§ **Extracted information**
━━━━━━━━

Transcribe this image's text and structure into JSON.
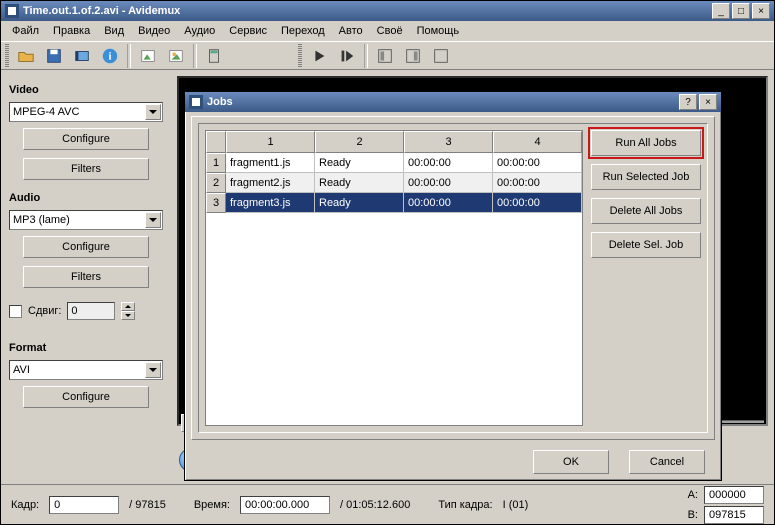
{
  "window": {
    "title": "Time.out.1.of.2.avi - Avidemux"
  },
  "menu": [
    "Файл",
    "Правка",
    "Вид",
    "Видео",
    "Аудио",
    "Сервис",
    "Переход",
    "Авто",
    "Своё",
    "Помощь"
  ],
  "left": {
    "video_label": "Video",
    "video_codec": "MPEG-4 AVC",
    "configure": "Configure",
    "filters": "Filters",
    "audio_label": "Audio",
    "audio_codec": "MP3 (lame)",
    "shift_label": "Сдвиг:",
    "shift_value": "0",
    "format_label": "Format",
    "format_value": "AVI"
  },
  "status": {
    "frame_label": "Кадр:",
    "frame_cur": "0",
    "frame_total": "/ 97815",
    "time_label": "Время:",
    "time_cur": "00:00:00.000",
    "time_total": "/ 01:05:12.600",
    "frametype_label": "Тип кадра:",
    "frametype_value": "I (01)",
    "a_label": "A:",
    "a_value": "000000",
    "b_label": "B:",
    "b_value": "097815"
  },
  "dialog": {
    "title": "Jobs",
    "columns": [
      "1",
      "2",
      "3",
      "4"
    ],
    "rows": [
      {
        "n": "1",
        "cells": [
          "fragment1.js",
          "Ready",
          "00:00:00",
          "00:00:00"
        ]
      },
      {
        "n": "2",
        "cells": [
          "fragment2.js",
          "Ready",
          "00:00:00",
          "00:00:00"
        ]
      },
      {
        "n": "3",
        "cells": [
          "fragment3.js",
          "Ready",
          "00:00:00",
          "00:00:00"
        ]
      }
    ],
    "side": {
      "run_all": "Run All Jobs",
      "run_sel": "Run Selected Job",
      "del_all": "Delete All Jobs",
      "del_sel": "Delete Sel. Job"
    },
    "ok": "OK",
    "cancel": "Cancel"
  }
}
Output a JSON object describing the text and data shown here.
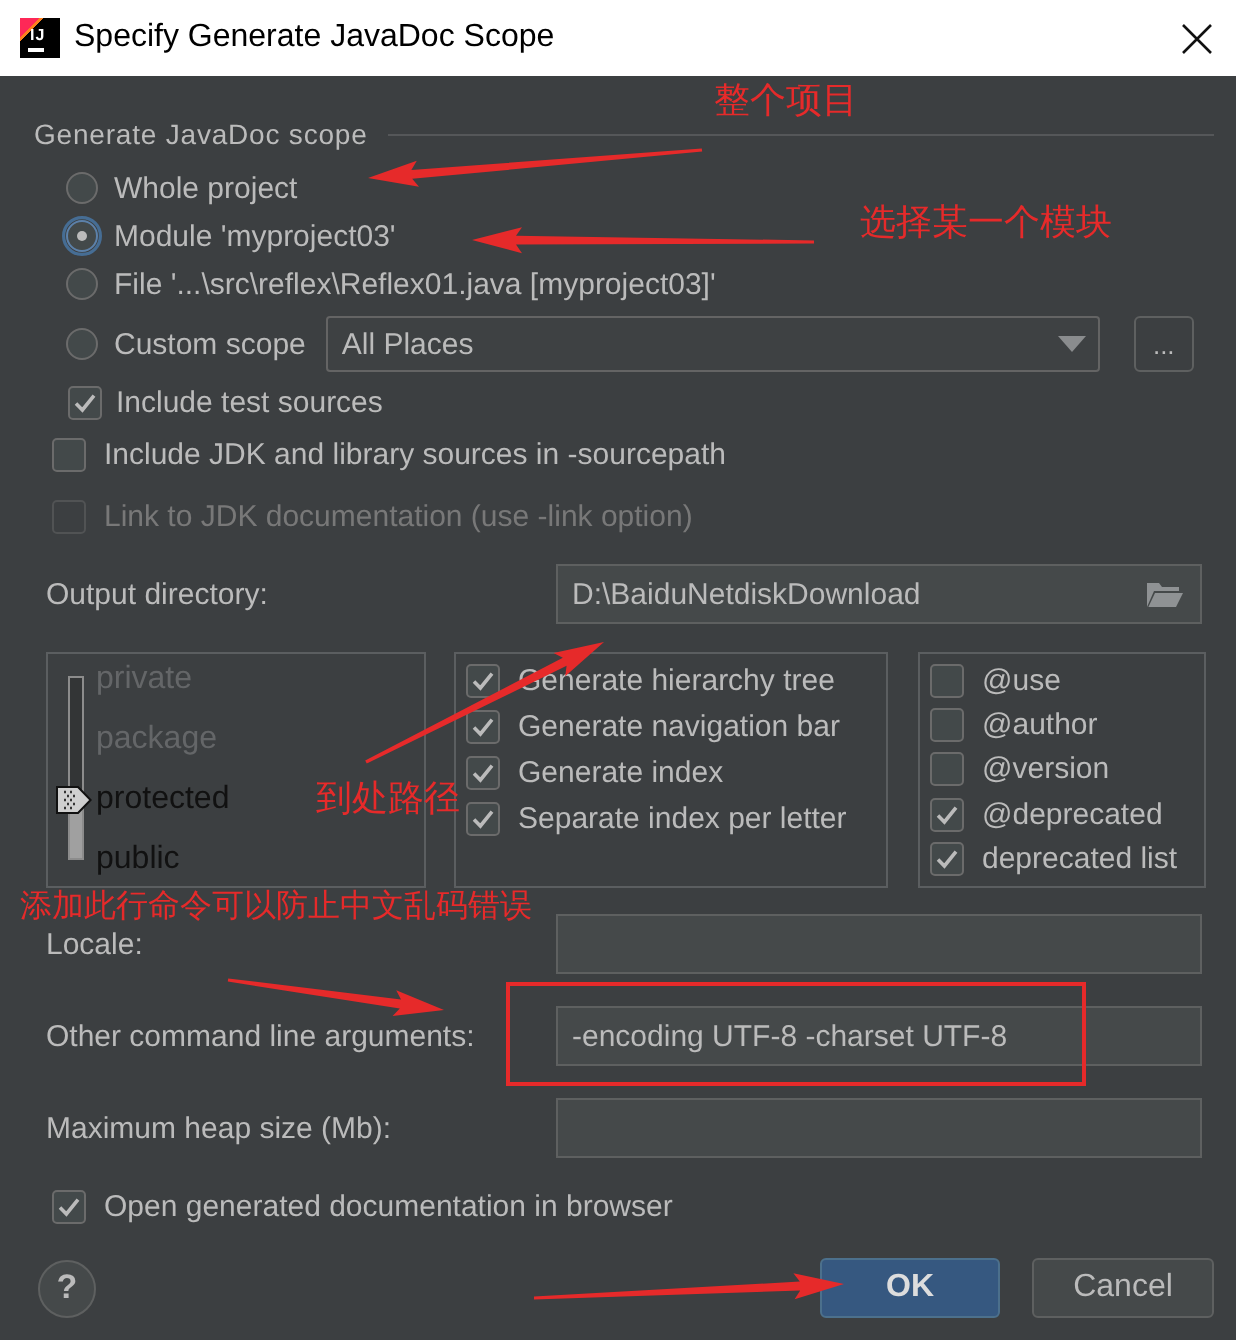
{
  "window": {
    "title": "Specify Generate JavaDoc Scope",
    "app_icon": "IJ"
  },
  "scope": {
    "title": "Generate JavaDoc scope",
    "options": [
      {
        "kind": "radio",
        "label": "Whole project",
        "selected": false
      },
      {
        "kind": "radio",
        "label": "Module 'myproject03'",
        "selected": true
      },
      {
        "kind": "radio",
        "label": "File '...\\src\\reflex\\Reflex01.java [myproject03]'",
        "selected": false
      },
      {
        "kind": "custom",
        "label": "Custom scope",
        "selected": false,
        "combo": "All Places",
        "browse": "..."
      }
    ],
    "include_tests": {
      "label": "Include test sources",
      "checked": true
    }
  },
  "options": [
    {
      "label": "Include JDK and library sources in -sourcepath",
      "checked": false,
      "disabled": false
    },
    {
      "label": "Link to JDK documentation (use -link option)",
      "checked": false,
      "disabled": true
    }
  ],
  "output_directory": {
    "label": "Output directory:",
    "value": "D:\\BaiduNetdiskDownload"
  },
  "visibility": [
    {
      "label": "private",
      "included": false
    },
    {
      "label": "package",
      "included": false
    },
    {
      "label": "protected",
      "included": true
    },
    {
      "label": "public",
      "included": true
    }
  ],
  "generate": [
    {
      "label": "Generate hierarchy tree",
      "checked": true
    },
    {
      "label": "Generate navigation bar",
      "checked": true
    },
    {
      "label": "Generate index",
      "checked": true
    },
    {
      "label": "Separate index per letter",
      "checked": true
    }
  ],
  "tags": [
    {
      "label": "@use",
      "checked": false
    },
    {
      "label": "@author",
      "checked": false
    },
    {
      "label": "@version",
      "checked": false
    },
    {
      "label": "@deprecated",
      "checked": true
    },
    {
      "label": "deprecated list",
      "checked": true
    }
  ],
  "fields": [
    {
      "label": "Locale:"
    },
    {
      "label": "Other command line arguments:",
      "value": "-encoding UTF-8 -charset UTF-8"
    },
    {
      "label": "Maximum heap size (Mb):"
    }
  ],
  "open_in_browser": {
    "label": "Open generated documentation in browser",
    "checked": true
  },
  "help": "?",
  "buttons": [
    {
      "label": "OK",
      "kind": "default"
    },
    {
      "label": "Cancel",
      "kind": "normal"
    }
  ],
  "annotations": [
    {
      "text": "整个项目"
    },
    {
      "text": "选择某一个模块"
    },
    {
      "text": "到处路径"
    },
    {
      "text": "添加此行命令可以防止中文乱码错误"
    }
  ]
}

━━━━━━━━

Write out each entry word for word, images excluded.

§ **Reply**
Transcribe this image's text and structure into JSON.
{
  "window": {
    "title": "Time.out.1.of.2.avi - Avidemux"
  },
  "menu": [
    "Файл",
    "Правка",
    "Вид",
    "Видео",
    "Аудио",
    "Сервис",
    "Переход",
    "Авто",
    "Своё",
    "Помощь"
  ],
  "left": {
    "video_label": "Video",
    "video_codec": "MPEG-4 AVC",
    "configure": "Configure",
    "filters": "Filters",
    "audio_label": "Audio",
    "audio_codec": "MP3 (lame)",
    "shift_label": "Сдвиг:",
    "shift_value": "0",
    "format_label": "Format",
    "format_value": "AVI"
  },
  "status": {
    "frame_label": "Кадр:",
    "frame_cur": "0",
    "frame_total": "/ 97815",
    "time_label": "Время:",
    "time_cur": "00:00:00.000",
    "time_total": "/ 01:05:12.600",
    "frametype_label": "Тип кадра:",
    "frametype_value": "I (01)",
    "a_label": "A:",
    "a_value": "000000",
    "b_label": "B:",
    "b_value": "097815"
  },
  "dialog": {
    "title": "Jobs",
    "columns": [
      "1",
      "2",
      "3",
      "4"
    ],
    "rows": [
      {
        "n": "1",
        "cells": [
          "fragment1.js",
          "Ready",
          "00:00:00",
          "00:00:00"
        ]
      },
      {
        "n": "2",
        "cells": [
          "fragment2.js",
          "Ready",
          "00:00:00",
          "00:00:00"
        ]
      },
      {
        "n": "3",
        "cells": [
          "fragment3.js",
          "Ready",
          "00:00:00",
          "00:00:00"
        ]
      }
    ],
    "side": {
      "run_all": "Run All Jobs",
      "run_sel": "Run Selected Job",
      "del_all": "Delete All Jobs",
      "del_sel": "Delete Sel. Job"
    },
    "ok": "OK",
    "cancel": "Cancel"
  }
}
Output a JSON object describing the text and data shown here.
{
  "window": {
    "title": "Specify Generate JavaDoc Scope",
    "app_icon": "IJ"
  },
  "scope": {
    "title": "Generate JavaDoc scope",
    "options": [
      {
        "kind": "radio",
        "label": "Whole project",
        "selected": false
      },
      {
        "kind": "radio",
        "label": "Module 'myproject03'",
        "selected": true
      },
      {
        "kind": "radio",
        "label": "File '...\\src\\reflex\\Reflex01.java [myproject03]'",
        "selected": false
      },
      {
        "kind": "custom",
        "label": "Custom scope",
        "selected": false,
        "combo": "All Places",
        "browse": "..."
      }
    ],
    "include_tests": {
      "label": "Include test sources",
      "checked": true
    }
  },
  "options": [
    {
      "label": "Include JDK and library sources in -sourcepath",
      "checked": false,
      "disabled": false
    },
    {
      "label": "Link to JDK documentation (use -link option)",
      "checked": false,
      "disabled": true
    }
  ],
  "output_directory": {
    "label": "Output directory:",
    "value": "D:\\BaiduNetdiskDownload"
  },
  "visibility": [
    {
      "label": "private",
      "included": false
    },
    {
      "label": "package",
      "included": false
    },
    {
      "label": "protected",
      "included": true
    },
    {
      "label": "public",
      "included": true
    }
  ],
  "generate": [
    {
      "label": "Generate hierarchy tree",
      "checked": true
    },
    {
      "label": "Generate navigation bar",
      "checked": true
    },
    {
      "label": "Generate index",
      "checked": true
    },
    {
      "label": "Separate index per letter",
      "checked": true
    }
  ],
  "tags": [
    {
      "label": "@use",
      "checked": false
    },
    {
      "label": "@author",
      "checked": false
    },
    {
      "label": "@version",
      "checked": false
    },
    {
      "label": "@deprecated",
      "checked": true
    },
    {
      "label": "deprecated list",
      "checked": true
    }
  ],
  "fields": [
    {
      "label": "Locale:"
    },
    {
      "label": "Other command line arguments:",
      "value": "-encoding UTF-8 -charset UTF-8"
    },
    {
      "label": "Maximum heap size (Mb):"
    }
  ],
  "open_in_browser": {
    "label": "Open generated documentation in browser",
    "checked": true
  },
  "help": "?",
  "buttons": [
    {
      "label": "OK",
      "kind": "default"
    },
    {
      "label": "Cancel",
      "kind": "normal"
    }
  ],
  "annotations": [
    {
      "text": "整个项目"
    },
    {
      "text": "选择某一个模块"
    },
    {
      "text": "到处路径"
    },
    {
      "text": "添加此行命令可以防止中文乱码错误"
    }
  ]
}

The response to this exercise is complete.